PROBLEM TO WORK ON — Could you retype the whole listing word for word and drop the images?

RECORDED INFORMATION —

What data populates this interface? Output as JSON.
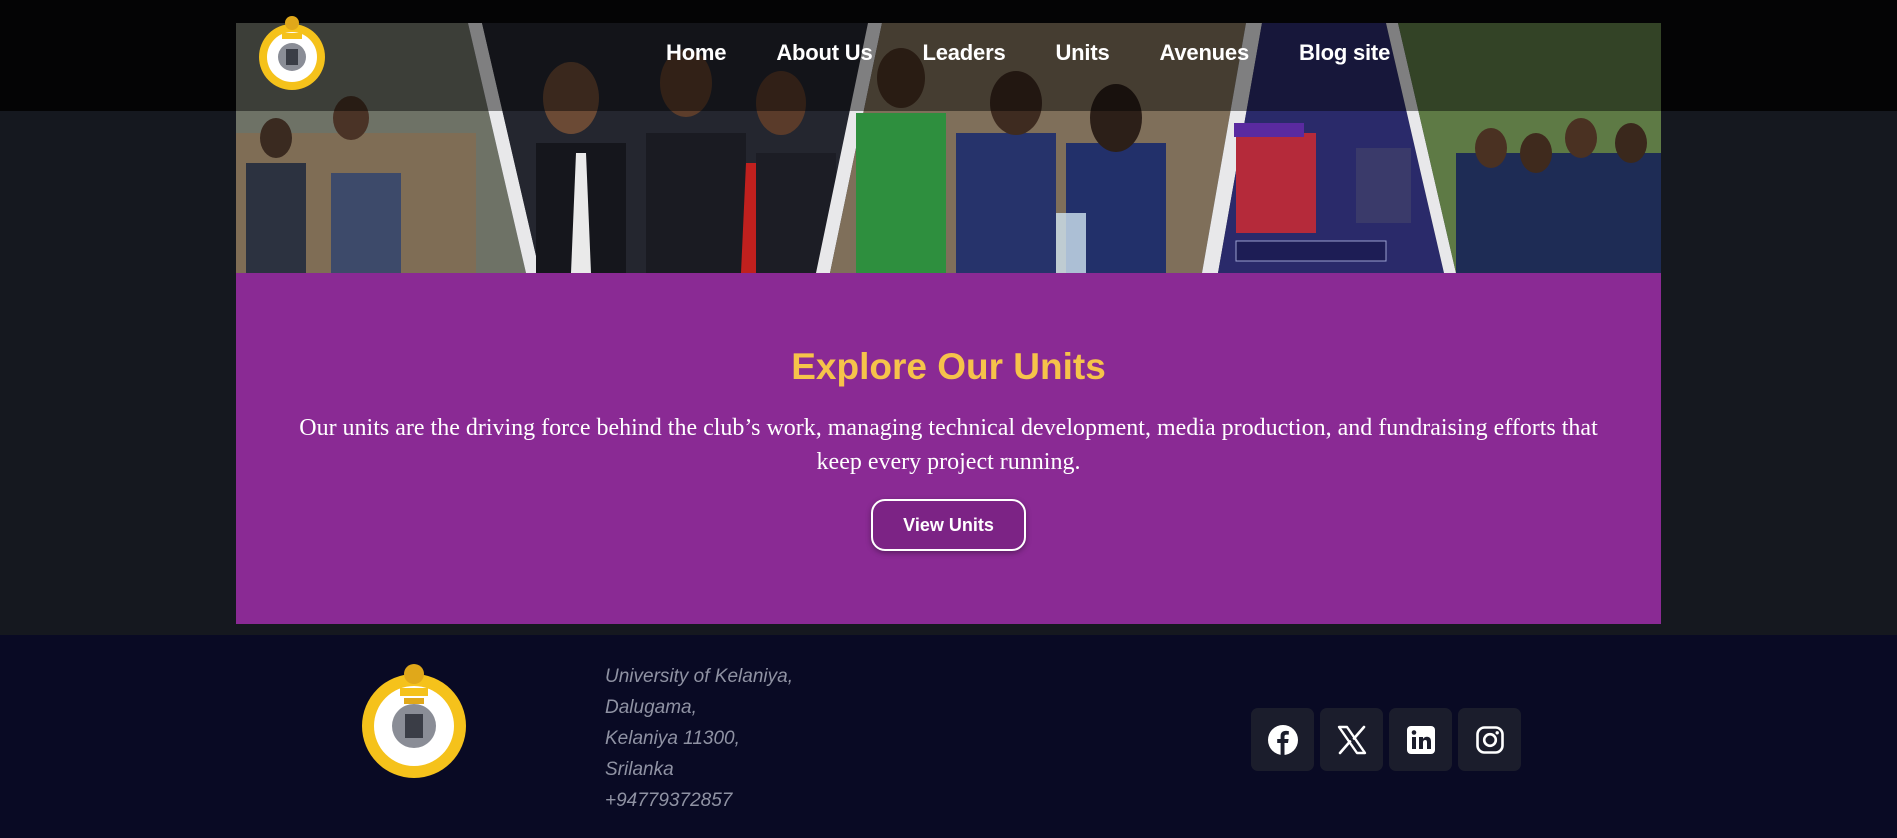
{
  "nav": {
    "items": [
      {
        "label": "Home"
      },
      {
        "label": "About Us"
      },
      {
        "label": "Leaders"
      },
      {
        "label": "Units"
      },
      {
        "label": "Avenues"
      },
      {
        "label": "Blog site"
      }
    ]
  },
  "units_section": {
    "heading": "Explore Our Units",
    "description": "Our units are the driving force behind the club’s work, managing technical development, media production, and fundraising efforts that keep every project running.",
    "button_label": "View Units"
  },
  "footer": {
    "address_lines": [
      "University of Kelaniya,",
      "Dalugama,",
      "Kelaniya 11300,",
      "Srilanka",
      "+94779372857"
    ],
    "socials": [
      {
        "icon": "facebook-icon"
      },
      {
        "icon": "x-icon"
      },
      {
        "icon": "linkedin-icon"
      },
      {
        "icon": "instagram-icon"
      }
    ]
  },
  "colors": {
    "page_bg": "#15181f",
    "section_purple": "#8a2a94",
    "heading_gold": "#f6c34a",
    "footer_bg": "#090a24",
    "logo_gold": "#f5c21b"
  }
}
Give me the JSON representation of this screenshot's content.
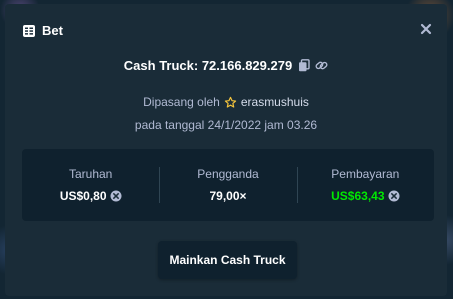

ANSWER —
What data populates this interface? Output as JSON.
{
  "nav": {
    "items": [
      {
        "label": "Home"
      },
      {
        "label": "About Us"
      },
      {
        "label": "Leaders"
      },
      {
        "label": "Units"
      },
      {
        "label": "Avenues"
      },
      {
        "label": "Blog site"
      }
    ]
  },
  "units_section": {
    "heading": "Explore Our Units",
    "description": "Our units are the driving force behind the club’s work, managing technical development, media production, and fundraising efforts that keep every project running.",
    "button_label": "View Units"
  },
  "footer": {
    "address_lines": [
      "University of Kelaniya,",
      "Dalugama,",
      "Kelaniya 11300,",
      "Srilanka",
      "+94779372857"
    ],
    "socials": [
      {
        "icon": "facebook-icon"
      },
      {
        "icon": "x-icon"
      },
      {
        "icon": "linkedin-icon"
      },
      {
        "icon": "instagram-icon"
      }
    ]
  },
  "colors": {
    "page_bg": "#15181f",
    "section_purple": "#8a2a94",
    "heading_gold": "#f6c34a",
    "footer_bg": "#090a24",
    "logo_gold": "#f5c21b"
  }
}
Give me the JSON representation of this screenshot's content.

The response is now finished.